Practice owners with staff, or self-employed individuals without staff, can take advantage of an interest-free loan in the form of a deferral of 2020 matching Social Security taxes into 2021 and 2022.
Practice owners are required to withhold Social Security taxes from their staff salaries at a rate of 6.2% on the first $137,700 (in 2020) paid to each employee, including any practice owner paid as a W2 employee. The practice then matches those taxes, so the government gets 12.4% in Social Security taxes on up to $137,700 (in 2020) of gross wages per employee.
Under the revised PPP rules, even practices who got the PPP can defer remitting those matching Social Security taxes on wages paid after March 27, 2020 through the remainder of 2020. The deferral equals $620 for each $10k of salaries paid. Practice owners would repay 50 percent of the amount deferred by 12/31/21 and the remaining 50 percent by 12/31/22. No interest will be due on these deferred taxes.
The rules appear straight forward enough. But how would a practice owner notify the IRS that they are deferring the employer Social Security match? Each quarter any practice that pays W2 wages files a Form 941 with the IRS. This form is a quarterly reconciliation of the federal payroll taxes owed with the payroll tax deposits actually made. The Form 941 will be revised for Q2 to reflect the deferral of this employer payroll tax. (More info on this 941 tax form is available at: https://www.irs.gov/forms-pubs/about-form-941.)
Special Rule for Self-Employed Individuals and Partners in LLCs:
All practice owners can defer the Social Security match on their staff salaries, including the W2 wages paid to the practice owners. How can practice owners benefit from this opportunity on their own matching Social Security taxes if their practices are operated as sole proprietorships or partnerships and they are not allowed to pay themselves as W2 employees?

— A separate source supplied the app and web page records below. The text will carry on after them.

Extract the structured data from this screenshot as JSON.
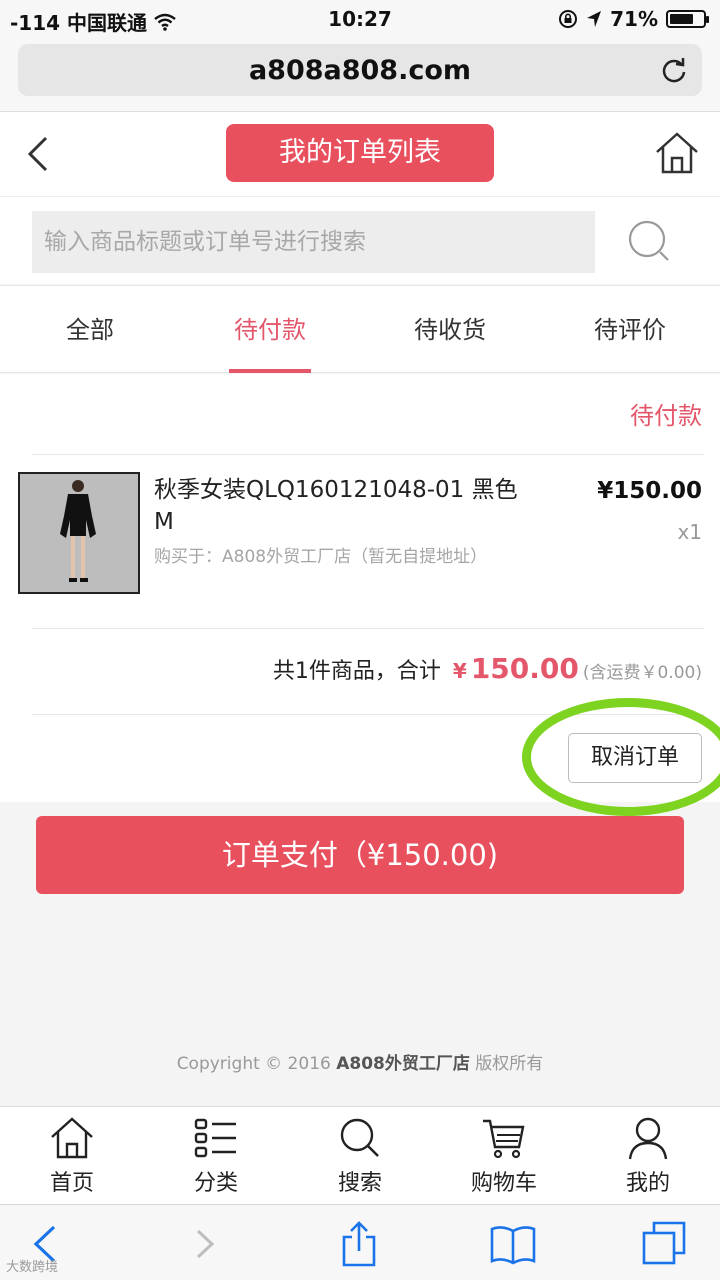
{
  "status_bar": {
    "carrier": "-114 中国联通",
    "time": "10:27",
    "battery_pct": "71%",
    "battery_level": 0.71
  },
  "browser": {
    "url": "a808a808.com"
  },
  "header": {
    "title": "我的订单列表"
  },
  "search": {
    "placeholder": "输入商品标题或订单号进行搜索"
  },
  "tabs": [
    {
      "label": "全部",
      "active": false
    },
    {
      "label": "待付款",
      "active": true
    },
    {
      "label": "待收货",
      "active": false
    },
    {
      "label": "待评价",
      "active": false
    }
  ],
  "order": {
    "status": "待付款",
    "product": {
      "title": "秋季女装QLQ160121048-01 黑色 M",
      "shop": "购买于：A808外贸工厂店（暂无自提地址）",
      "price": "¥150.00",
      "qty": "x1"
    },
    "summary": {
      "label": "共1件商品，合计",
      "yen": "¥",
      "amount": "150.00",
      "shipping": "(含运费￥0.00)"
    },
    "cancel_label": "取消订单"
  },
  "pay_button": "订单支付（¥150.00)",
  "footer": {
    "copyright_prefix": "Copyright © 2016",
    "brand": "A808外贸工厂店",
    "copyright_suffix": "版权所有"
  },
  "bottom_nav": [
    {
      "label": "首页",
      "icon": "home-icon"
    },
    {
      "label": "分类",
      "icon": "category-icon"
    },
    {
      "label": "搜索",
      "icon": "search-icon"
    },
    {
      "label": "购物车",
      "icon": "cart-icon"
    },
    {
      "label": "我的",
      "icon": "profile-icon"
    }
  ],
  "watermark": "大数跨境",
  "colors": {
    "accent": "#e8505e",
    "accent_text": "#e4576a",
    "highlight": "#7ed321"
  }
}
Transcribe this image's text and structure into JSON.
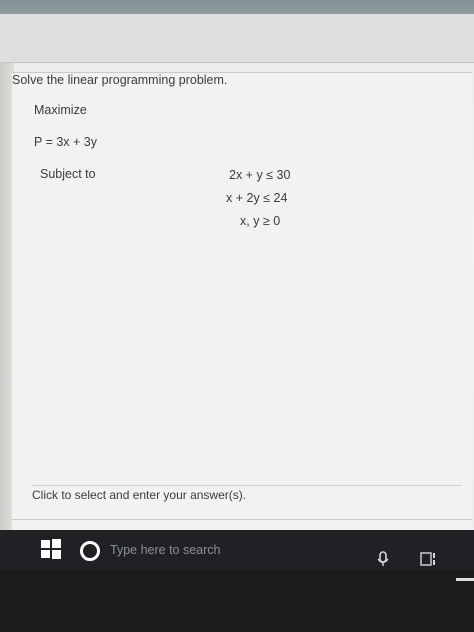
{
  "problem": {
    "prompt": "Solve the linear programming problem.",
    "objective_label": "Maximize",
    "objective": "P = 3x + 3y",
    "subject_to_label": "Subject to",
    "constraints": [
      "2x + y ≤ 30",
      "x + 2y ≤ 24",
      "x, y ≥ 0"
    ]
  },
  "answer": {
    "instruction": "Click to select and enter your answer(s)."
  },
  "taskbar": {
    "search_placeholder": "Type here to search"
  },
  "icons": {
    "start": "windows-logo-icon",
    "cortana": "circle-icon",
    "microphone": "microphone-icon",
    "task_view": "task-view-icon"
  }
}
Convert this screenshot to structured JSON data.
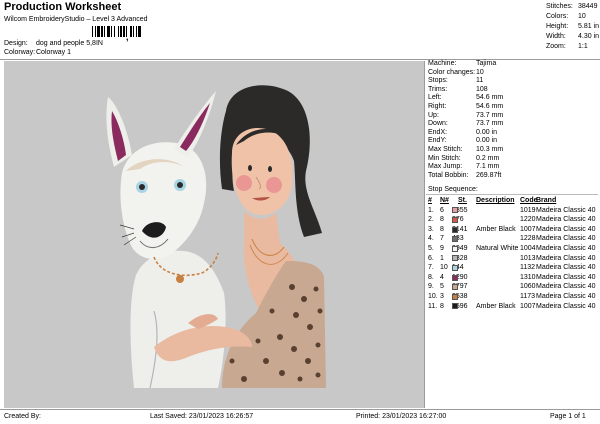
{
  "header": {
    "title": "Production Worksheet",
    "subtitle": "Wilcom EmbroideryStudio – Level 3 Advanced",
    "barcode_mark": ",",
    "design_label": "Design:",
    "design_value": "dog and people 5,8IN",
    "colorway_label": "Colorway:",
    "colorway_value": "Colorway 1"
  },
  "stats": [
    {
      "label": "Stitches:",
      "value": "38449"
    },
    {
      "label": "Colors:",
      "value": "10"
    },
    {
      "label": "Height:",
      "value": "5.81 in"
    },
    {
      "label": "Width:",
      "value": "4.30 in"
    },
    {
      "label": "Zoom:",
      "value": "1:1"
    }
  ],
  "machine_info": [
    {
      "label": "Machine:",
      "value": "Tajima"
    },
    {
      "label": "Color changes:",
      "value": "10"
    },
    {
      "label": "Stops:",
      "value": "11"
    },
    {
      "label": "Trims:",
      "value": "108"
    },
    {
      "label": "Left:",
      "value": "54.6 mm"
    },
    {
      "label": "Right:",
      "value": "54.6 mm"
    },
    {
      "label": "Up:",
      "value": "73.7 mm"
    },
    {
      "label": "Down:",
      "value": "73.7 mm"
    },
    {
      "label": "EndX:",
      "value": "0.00 in"
    },
    {
      "label": "EndY:",
      "value": "0.00 in"
    },
    {
      "label": "Max Stitch:",
      "value": "10.3 mm"
    },
    {
      "label": "Min Stitch:",
      "value": "0.2 mm"
    },
    {
      "label": "Max Jump:",
      "value": "7.1 mm"
    },
    {
      "label": "Total Bobbin:",
      "value": "269.87ft"
    }
  ],
  "sequence": {
    "title": "Stop Sequence:",
    "columns": [
      "#",
      "N#",
      "",
      "St.",
      "Description",
      "Code",
      "Brand"
    ],
    "rows": [
      {
        "num": "1.",
        "n": "6",
        "color": "#e8a0a0",
        "st": "8855",
        "desc": "",
        "code": "1019",
        "brand": "Madeira Classic 40"
      },
      {
        "num": "2.",
        "n": "8",
        "color": "#d8584a",
        "st": "376",
        "desc": "",
        "code": "1220",
        "brand": "Madeira Classic 40"
      },
      {
        "num": "3.",
        "n": "8",
        "color": "#2a2a2a",
        "st": "2141",
        "desc": "Amber Black",
        "code": "1007",
        "brand": "Madeira Classic 40"
      },
      {
        "num": "4.",
        "n": "7",
        "color": "#6e6e6e",
        "st": "433",
        "desc": "",
        "code": "1228",
        "brand": "Madeira Classic 40"
      },
      {
        "num": "5.",
        "n": "9",
        "color": "#f4f4f2",
        "st": "9949",
        "desc": "Natural White",
        "code": "1004",
        "brand": "Madeira Classic 40"
      },
      {
        "num": "6.",
        "n": "1",
        "color": "#b4b4ba",
        "st": "1328",
        "desc": "",
        "code": "1013",
        "brand": "Madeira Classic 40"
      },
      {
        "num": "7.",
        "n": "10",
        "color": "#a8d4e4",
        "st": "144",
        "desc": "",
        "code": "1132",
        "brand": "Madeira Classic 40"
      },
      {
        "num": "8.",
        "n": "4",
        "color": "#8a2a5e",
        "st": "1290",
        "desc": "",
        "code": "1310",
        "brand": "Madeira Classic 40"
      },
      {
        "num": "9.",
        "n": "5",
        "color": "#c8a890",
        "st": "3797",
        "desc": "",
        "code": "1060",
        "brand": "Madeira Classic 40"
      },
      {
        "num": "10.",
        "n": "3",
        "color": "#c88040",
        "st": "2538",
        "desc": "",
        "code": "1173",
        "brand": "Madeira Classic 40"
      },
      {
        "num": "11.",
        "n": "8",
        "color": "#1c1c1c",
        "st": "7596",
        "desc": "Amber Black",
        "code": "1007",
        "brand": "Madeira Classic 40"
      }
    ]
  },
  "footer": {
    "created_by": "Created By:",
    "last_saved": "Last Saved: 23/01/2023 16:26:57",
    "printed": "Printed: 23/01/2023 16:27:00",
    "page": "Page 1 of 1"
  },
  "colors": {
    "canvas_bg": "#c8c8c8",
    "separator": "#9a9a9a"
  }
}
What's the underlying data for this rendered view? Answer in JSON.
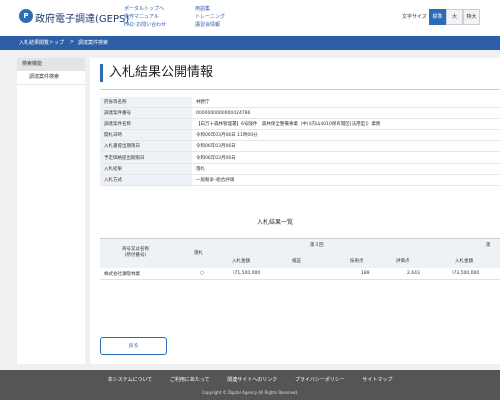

According to the IRS: Self-employed individuals may defer the payment of 50 percent of the Social Security tax on net earnings from self-employment income … for the period beginning on March 27, 2020 and ending December 31, 2020.
This “Self-employment tax” is paid as part of filing your personal tax return, so make sure to remind your tax preparer next winter if you want to take advantage of this tax deferral when we prepare your 2020 personal tax returns.
More info about this opportunity to improve your practice cash flow for the remainder of 2020 is available at: https://www.irs.gov/newsroom/deferral-of-employment-tax-deposits-and-payments-through-december-31-2020.
If you are a client of our firm’s payroll service, please notify us at firstname.lastname@example.org if you plan to take advantage of this interest-free advance. Otherwise, make sure to reach out to your payroll service as soon as possible to get the ball rolling, and if they give you a hard time, switch to us.